“It’s got to be the strongest group on your team,” said Square, who went undrafted despite his efforts on a defense that helped Alabama win BCS titles in each of the past two seasons. “When your back is up against the wall, the D-line’s gotta to be the one to put the fire out. That’s what we used to say at ‘Bama. You gotta go put the fire out when the fire happens, no matter when the fire happens.”



Square, a 6-foot-2, 293-pound prospect who has played all three line positions, said the seeds of a punishing front line are being sowed in camp, with each young lineman trying to one-up the other.

“As a D-line, that’s the mentality you have to have,” he added. “We try to keep that mentality in our room with guys like Vinny Curry, Fletcher Cox, Bennie Logan. We try to compete against each other out there to try to go out there and be the best D-linemen on the field.”



Square is the surprise of the group. If the preseason ended today, he’d not only make the roster but also help compose a six-man rotation up front that shares reps somewhat evenly among the starters and backups.

Curry’s camp seems more on par with his potential. The Eagles drafted him with their second of two second-round picks last year based on the former Marshall star’s track record of making disruptive plays.



Of course, the Eagles then stunted his developmental year by sitting him until Week 10 as the turmoil-plagued coaching staff force-fed ineffective pass rushers (Jason Babin, namely) onto the field.

Curry, who bulked up 15 pounds this offseason to have a body more suitable for a three-man line, remains a moving part in coordinator Billy Davis’ defense. He tinkers from one- to two-gap formations, but his penchant for getting into the backfield from wherever he’s lined up went on display against the Patriots.



Logan, who mainly runs with the reserves at nose guard and defensive end, could end up outperforming Thornton and Curry to start opposite Cox. Of those three, the former LSU standout has the most experience in an a hybrid defense because his college employed a similarly diverse look with multiple fronts.
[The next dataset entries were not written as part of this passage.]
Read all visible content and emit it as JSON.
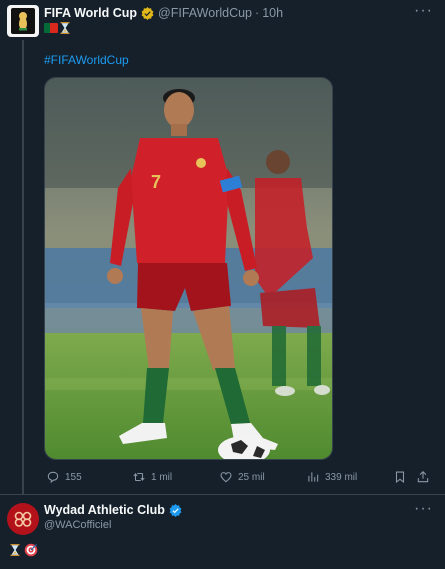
{
  "tweet1": {
    "author_name": "FIFA World Cup",
    "author_handle": "@FIFAWorldCup",
    "separator": "·",
    "time": "10h",
    "more_label": "···",
    "hashtag": "#FIFAWorldCup",
    "photo_alt": "Cristiano Ronaldo standing behind a ball in a red Portugal kit",
    "player_number": "7",
    "stats": {
      "replies": "155",
      "reposts": "1 mil",
      "likes": "25 mil",
      "views": "339 mil"
    }
  },
  "tweet2": {
    "author_name": "Wydad Athletic Club",
    "author_handle": "@WACofficiel",
    "more_label": "···"
  },
  "colors": {
    "background": "#15202b",
    "link": "#1d9bf0",
    "muted": "#8b98a5",
    "verified_gold": "#e2b719",
    "verified_blue": "#1d9bf0",
    "divider": "#38444d"
  },
  "icons": [
    "fifa-logo",
    "verified-gold-badge",
    "portugal-flag",
    "hourglass",
    "reply-icon",
    "repost-icon",
    "like-icon",
    "views-icon",
    "bookmark-icon",
    "share-icon",
    "wac-logo",
    "verified-blue-badge",
    "target-icon"
  ]
}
At LSU, the 6-foot-2, 309-pound Logan wore the famed No. 18 -- the jersey given to the Tiger who most displays selflessness. It’s no surprise, then, that two of his front seven teammates -- Barkevious Mingo and Sam Montgomery -- were drafted ahead of him and had gaudier numbers, but the Eagles believed Logan’s talents were overlooked. They had a higher grade on him than 67th overall, where they grabbed him in the third round.
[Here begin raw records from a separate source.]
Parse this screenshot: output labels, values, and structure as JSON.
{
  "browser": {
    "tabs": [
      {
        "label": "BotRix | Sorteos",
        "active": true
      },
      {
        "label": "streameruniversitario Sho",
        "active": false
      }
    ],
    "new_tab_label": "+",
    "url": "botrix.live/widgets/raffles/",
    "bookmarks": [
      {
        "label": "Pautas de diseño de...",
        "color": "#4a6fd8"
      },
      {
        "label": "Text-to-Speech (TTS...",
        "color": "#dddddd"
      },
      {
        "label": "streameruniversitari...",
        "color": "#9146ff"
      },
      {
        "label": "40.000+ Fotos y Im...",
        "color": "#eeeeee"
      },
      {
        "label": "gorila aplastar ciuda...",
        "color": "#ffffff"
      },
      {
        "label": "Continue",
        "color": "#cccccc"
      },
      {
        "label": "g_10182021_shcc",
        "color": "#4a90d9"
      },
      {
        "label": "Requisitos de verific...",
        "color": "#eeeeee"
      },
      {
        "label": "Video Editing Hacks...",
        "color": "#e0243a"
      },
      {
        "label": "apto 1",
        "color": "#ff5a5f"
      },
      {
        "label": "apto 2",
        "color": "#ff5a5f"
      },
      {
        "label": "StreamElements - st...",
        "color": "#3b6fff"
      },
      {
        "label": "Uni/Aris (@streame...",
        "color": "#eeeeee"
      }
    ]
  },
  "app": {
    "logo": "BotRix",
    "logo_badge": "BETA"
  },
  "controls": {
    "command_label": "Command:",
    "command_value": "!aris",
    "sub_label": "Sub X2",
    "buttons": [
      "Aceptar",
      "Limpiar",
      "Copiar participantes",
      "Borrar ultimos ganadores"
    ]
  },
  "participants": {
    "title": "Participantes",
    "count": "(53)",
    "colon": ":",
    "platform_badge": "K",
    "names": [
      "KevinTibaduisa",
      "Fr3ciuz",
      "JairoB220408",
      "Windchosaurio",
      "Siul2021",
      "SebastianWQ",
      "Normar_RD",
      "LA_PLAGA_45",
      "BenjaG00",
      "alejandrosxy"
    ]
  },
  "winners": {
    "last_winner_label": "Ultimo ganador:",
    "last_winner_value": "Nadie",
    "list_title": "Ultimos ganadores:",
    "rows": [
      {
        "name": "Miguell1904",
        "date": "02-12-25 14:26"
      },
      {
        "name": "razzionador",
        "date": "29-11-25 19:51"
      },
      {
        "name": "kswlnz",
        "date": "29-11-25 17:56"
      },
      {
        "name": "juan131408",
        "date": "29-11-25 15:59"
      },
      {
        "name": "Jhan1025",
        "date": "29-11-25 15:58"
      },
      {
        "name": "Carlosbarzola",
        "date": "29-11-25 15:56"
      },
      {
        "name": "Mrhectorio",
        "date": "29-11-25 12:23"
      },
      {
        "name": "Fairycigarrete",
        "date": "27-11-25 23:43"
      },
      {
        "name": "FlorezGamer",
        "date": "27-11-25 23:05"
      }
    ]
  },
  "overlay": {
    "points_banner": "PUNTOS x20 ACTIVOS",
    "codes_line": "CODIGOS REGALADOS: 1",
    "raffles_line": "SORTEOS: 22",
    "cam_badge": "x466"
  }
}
New England’s interior offensive line struggled to hold blocks on Logan, who made four tackles and registered a half-sack.
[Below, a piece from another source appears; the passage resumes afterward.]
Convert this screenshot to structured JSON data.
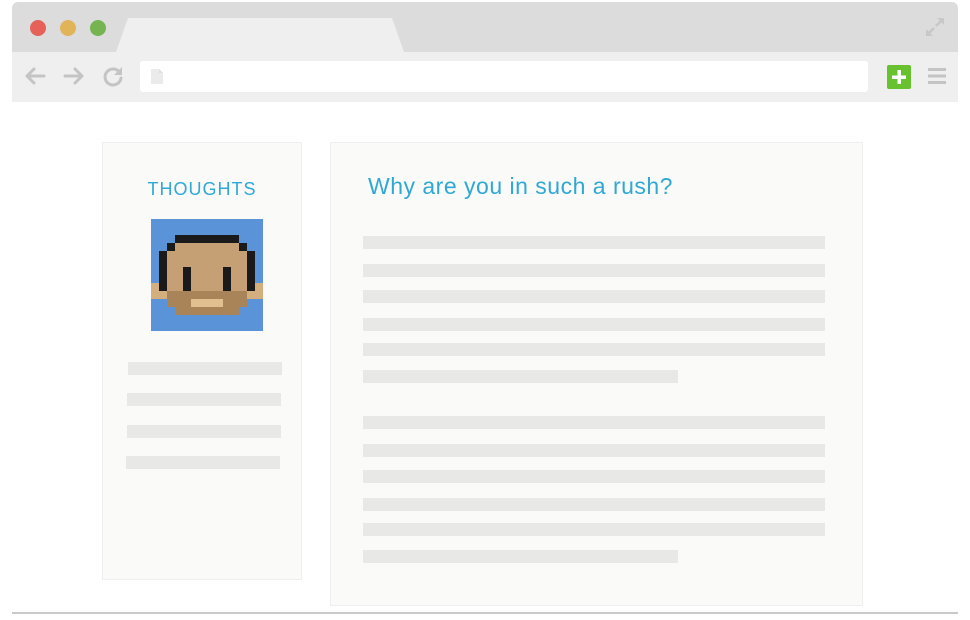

“It’s football. You hit the man in front of you, you dominate the man in front of you,” Logan said. “That’s my main thing. Every time I go out to play, even at practice, I get mad when a guy gets the best of me or I feel like I got blocked on a play.

“

So the attitude I take at practice is the same way I approach a game, so when it comes to a game time it’s more easier to dominate or defeat the man in front of you, because you work so hard in practice to get off blocks.”

Curry and Logan will likely see action against Carolina’s first-team offense Thursday night in the second preseason game as the battle continues to see who starts opposite Cox and alongside nose tackle Sopoaga.



Davis said his young linemen’s “mature demeanor” against the Patriots impressed him, although he noted that one game doesn’t make for an honest evaluation.

“I was very impressed with how they responded to the challenge of a solid offensive line and offensive scheme,” he said. “The young guys played as well as anybody. Those young defensive linemen, as far as playing the techniques we were asking them to play, they were very consistent in what we were asking them to do.”



Davis, who broke into NFL coaching in the 90s on Bill Cowher’s staff in Pittsburgh, has shown old Steelers footage to get his linemen to understand that championship defenses are built in the trenches, and everyone else -- the inside linebackers and defensive backs -- reap from the success of the front line.

“You want it to be. You want build that up front,” said Square, who shared in that experience a ’Bama. “If you’re strong on the back end, and not good up front, it’s not a symbol of a great defense. Any great defense I played on was strong up front.”